◆ **PROBLEM DESCRIPTION**
Every entry in the following data should be output exactly.

══ TASK MATERIAL ══

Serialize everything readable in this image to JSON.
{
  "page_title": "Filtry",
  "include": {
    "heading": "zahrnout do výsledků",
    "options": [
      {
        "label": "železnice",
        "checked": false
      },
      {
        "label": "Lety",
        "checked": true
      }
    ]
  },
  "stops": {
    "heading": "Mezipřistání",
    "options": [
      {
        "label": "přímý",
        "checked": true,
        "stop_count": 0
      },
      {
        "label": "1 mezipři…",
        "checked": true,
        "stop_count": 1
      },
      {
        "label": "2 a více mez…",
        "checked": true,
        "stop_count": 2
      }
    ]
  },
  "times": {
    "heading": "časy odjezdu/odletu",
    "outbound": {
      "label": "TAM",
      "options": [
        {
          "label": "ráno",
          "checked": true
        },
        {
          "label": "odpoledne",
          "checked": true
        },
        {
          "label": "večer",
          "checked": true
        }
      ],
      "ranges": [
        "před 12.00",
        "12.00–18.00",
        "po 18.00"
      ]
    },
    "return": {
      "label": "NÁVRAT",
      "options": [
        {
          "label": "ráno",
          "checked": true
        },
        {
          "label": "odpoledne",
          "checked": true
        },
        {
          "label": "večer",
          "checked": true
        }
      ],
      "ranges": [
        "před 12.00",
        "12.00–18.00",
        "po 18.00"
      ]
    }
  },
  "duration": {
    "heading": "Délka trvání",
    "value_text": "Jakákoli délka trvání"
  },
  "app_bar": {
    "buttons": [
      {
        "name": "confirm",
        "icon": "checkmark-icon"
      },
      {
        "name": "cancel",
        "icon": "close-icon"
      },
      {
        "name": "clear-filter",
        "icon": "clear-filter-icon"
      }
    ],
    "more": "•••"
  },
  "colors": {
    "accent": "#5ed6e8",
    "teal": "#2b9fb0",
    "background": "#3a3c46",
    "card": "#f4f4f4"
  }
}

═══

◆ **RESULT OF THE TASK**
Serialize everything readable in this image to JSON.
{
  "page_title": "Filtry",
  "include": {
    "heading": "zahrnout do výsledků",
    "options": [
      {
        "label": "železnice",
        "checked": false
      },
      {
        "label": "Lety",
        "checked": true
      }
    ]
  },
  "stops": {
    "heading": "Mezipřistání",
    "options": [
      {
        "label": "přímý",
        "checked": true,
        "stop_count": 0
      },
      {
        "label": "1 mezipři…",
        "checked": true,
        "stop_count": 1
      },
      {
        "label": "2 a více mez…",
        "checked": true,
        "stop_count": 2
      }
    ]
  },
  "times": {
    "heading": "časy odjezdu/odletu",
    "outbound": {
      "label": "TAM",
      "options": [
        {
          "label": "ráno",
          "checked": true
        },
        {
          "label": "odpoledne",
          "checked": true
        },
        {
          "label": "večer",
          "checked": true
        }
      ],
      "ranges": [
        "před 12.00",
        "12.00–18.00",
        "po 18.00"
      ]
    },
    "return": {
      "label": "NÁVRAT",
      "options": [
        {
          "label": "ráno",
          "checked": true
        },
        {
          "label": "odpoledne",
          "checked": true
        },
        {
          "label": "večer",
          "checked": true
        }
      ],
      "ranges": [
        "před 12.00",
        "12.00–18.00",
        "po 18.00"
      ]
    }
  },
  "duration": {
    "heading": "Délka trvání",
    "value_text": "Jakákoli délka trvání"
  },
  "app_bar": {
    "buttons": [
      {
        "name": "confirm",
        "icon": "checkmark-icon"
      },
      {
        "name": "cancel",
        "icon": "close-icon"
      },
      {
        "name": "clear-filter",
        "icon": "clear-filter-icon"
      }
    ],
    "more": "•••"
  },
  "colors": {
    "accent": "#5ed6e8",
    "teal": "#2b9fb0",
    "background": "#3a3c46",
    "card": "#f4f4f4"
  }
}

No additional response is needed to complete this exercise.